--- Problem description ---
Scan the data below. Pull out each line where "details" occurs.

--- Dataset excerpts ---
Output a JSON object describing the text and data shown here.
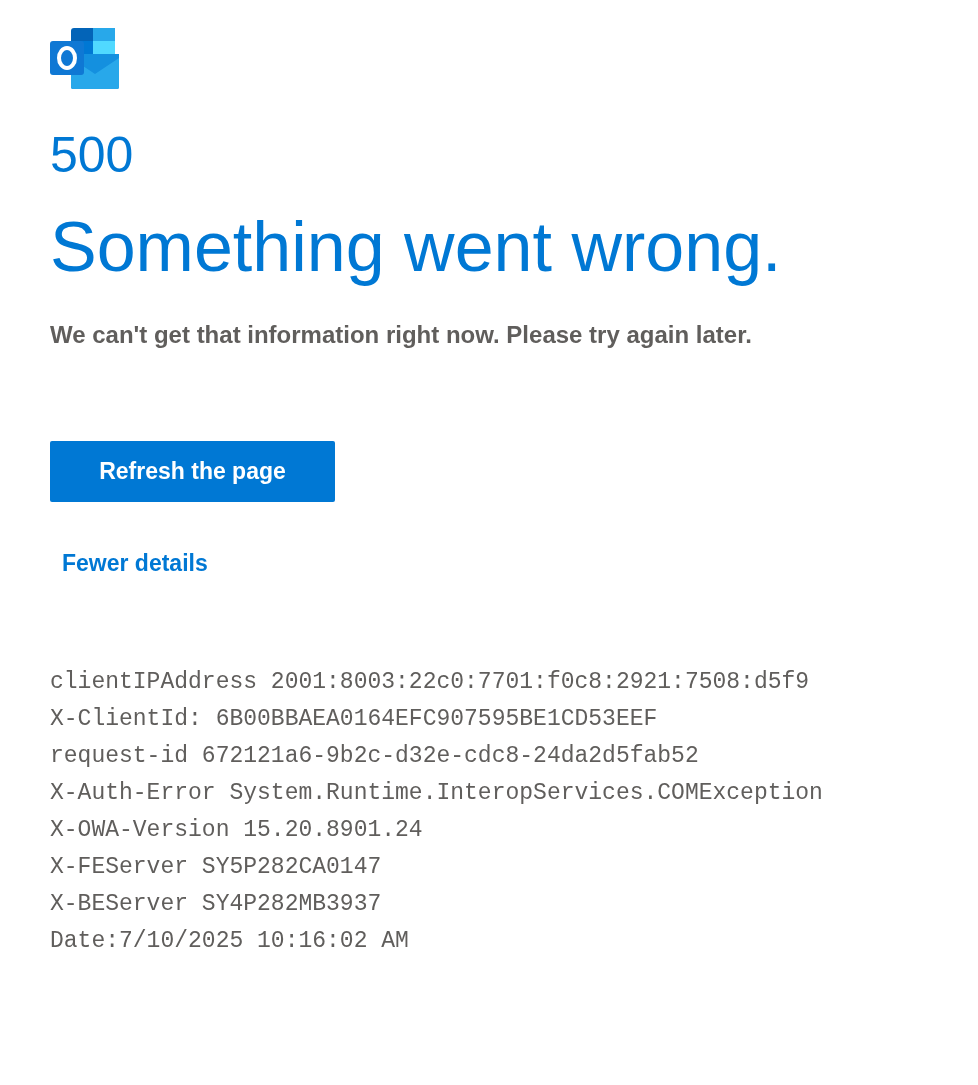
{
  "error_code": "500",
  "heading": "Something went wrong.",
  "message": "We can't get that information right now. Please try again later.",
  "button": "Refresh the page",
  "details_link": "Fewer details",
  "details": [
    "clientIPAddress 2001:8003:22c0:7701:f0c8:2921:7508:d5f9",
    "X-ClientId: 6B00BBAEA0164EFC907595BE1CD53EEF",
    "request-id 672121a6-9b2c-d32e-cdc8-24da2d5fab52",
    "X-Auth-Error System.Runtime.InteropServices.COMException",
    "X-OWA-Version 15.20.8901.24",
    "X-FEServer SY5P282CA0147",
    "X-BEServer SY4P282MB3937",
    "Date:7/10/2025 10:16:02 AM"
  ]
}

--- Reply to the exercise ---
  "details_link": "Fewer details",
  "details": [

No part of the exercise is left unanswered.